Directions for this task: Work out how many lines in the data that follows contain "title". Write nothing but the number.

Material for this task:
▬▬▬▬▬▬▬▬▬▬
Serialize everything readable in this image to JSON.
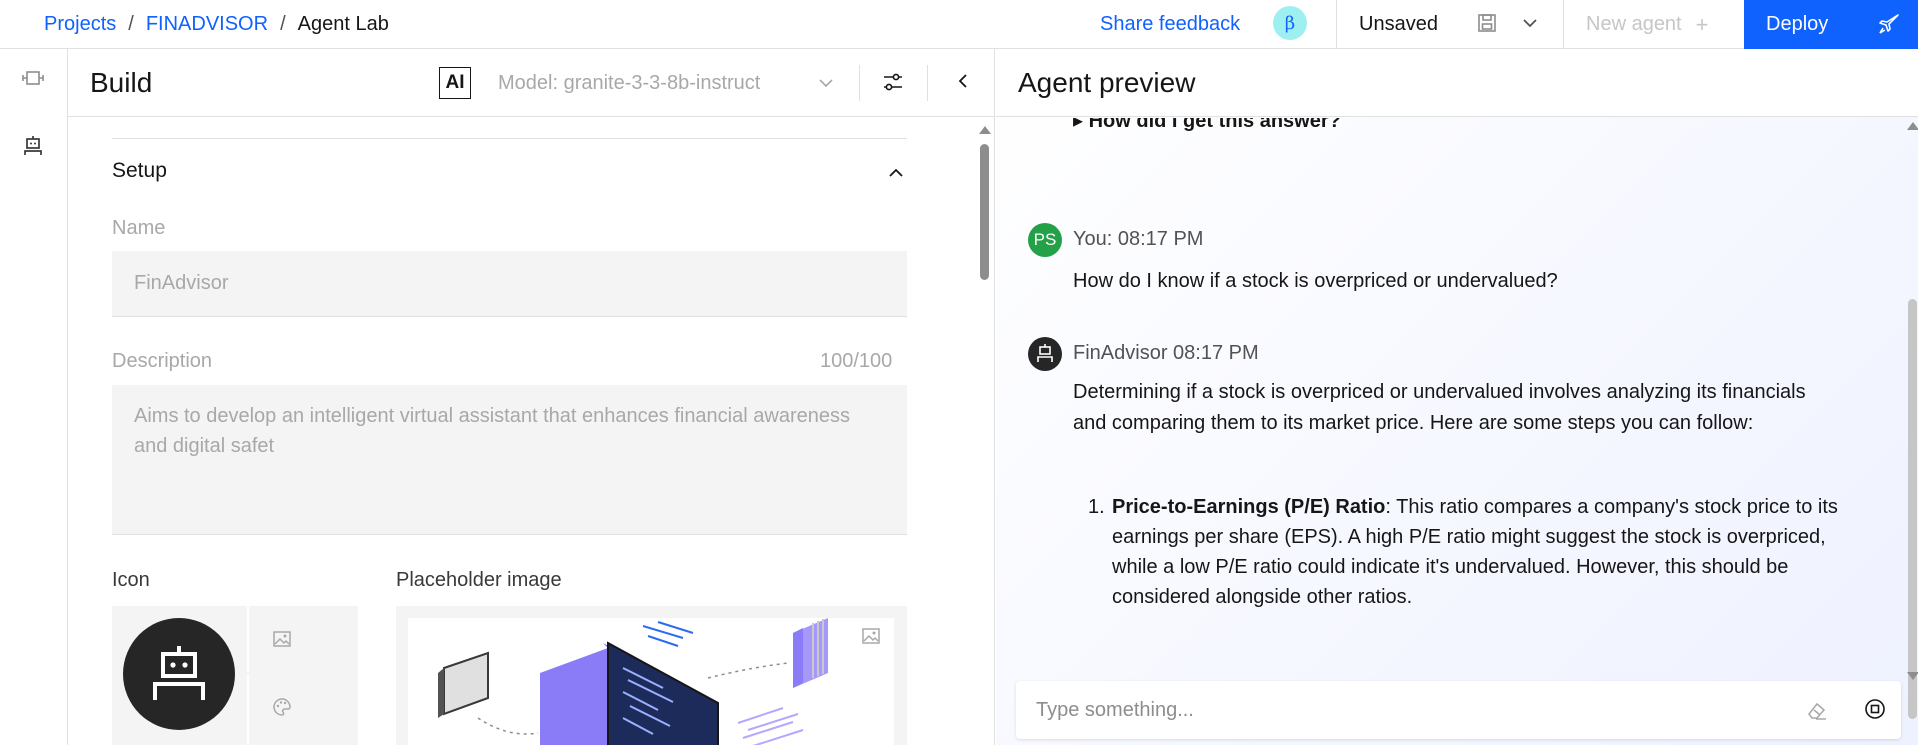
{
  "breadcrumb": {
    "projects": "Projects",
    "project": "FINADVISOR",
    "current": "Agent Lab",
    "separator": "/"
  },
  "topbar": {
    "share_feedback": "Share feedback",
    "beta_badge": "β",
    "save_status": "Unsaved",
    "new_agent": "New agent",
    "new_agent_plus": "+",
    "deploy": "Deploy"
  },
  "build": {
    "title": "Build",
    "ai_badge": "AI",
    "model": "Model: granite-3-3-8b-instruct",
    "setup": {
      "title": "Setup",
      "name_label": "Name",
      "name_value": "FinAdvisor",
      "description_label": "Description",
      "description_counter": "100/100",
      "description_value": "Aims to develop an intelligent virtual assistant that enhances financial awareness and digital safet",
      "icon_label": "Icon",
      "placeholder_image_label": "Placeholder image"
    }
  },
  "preview": {
    "title": "Agent preview",
    "how_answer": "▸ How did I get this answer?",
    "user_avatar": "PS",
    "user_meta": "You: 08:17 PM",
    "user_message": "How do I know if a stock is overpriced or undervalued?",
    "agent_meta": "FinAdvisor 08:17 PM",
    "agent_intro": "Determining if a stock is overpriced or undervalued involves analyzing its financials and comparing them to its market price. Here are some steps you can follow:",
    "list_num": "1.",
    "list_bold": "Price-to-Earnings (P/E) Ratio",
    "list_text": ": This ratio compares a company's stock price to its earnings per share (EPS). A high P/E ratio might suggest the stock is overpriced, while a low P/E ratio could indicate it's undervalued. However, this should be considered alongside other ratios.",
    "composer_placeholder": "Type something..."
  },
  "colors": {
    "accent": "#0f62fe",
    "user_avatar": "#24a148",
    "beta_badge": "#9ef0f0"
  },
  "icons": [
    "save-icon",
    "chevron-down-icon",
    "rocket-icon",
    "flow-icon",
    "robot-icon",
    "settings-adjust-icon",
    "chevron-left-icon",
    "chevron-up-icon",
    "image-icon",
    "palette-icon",
    "eraser-icon",
    "stop-icon"
  ]
}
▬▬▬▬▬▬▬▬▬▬
Task output: 3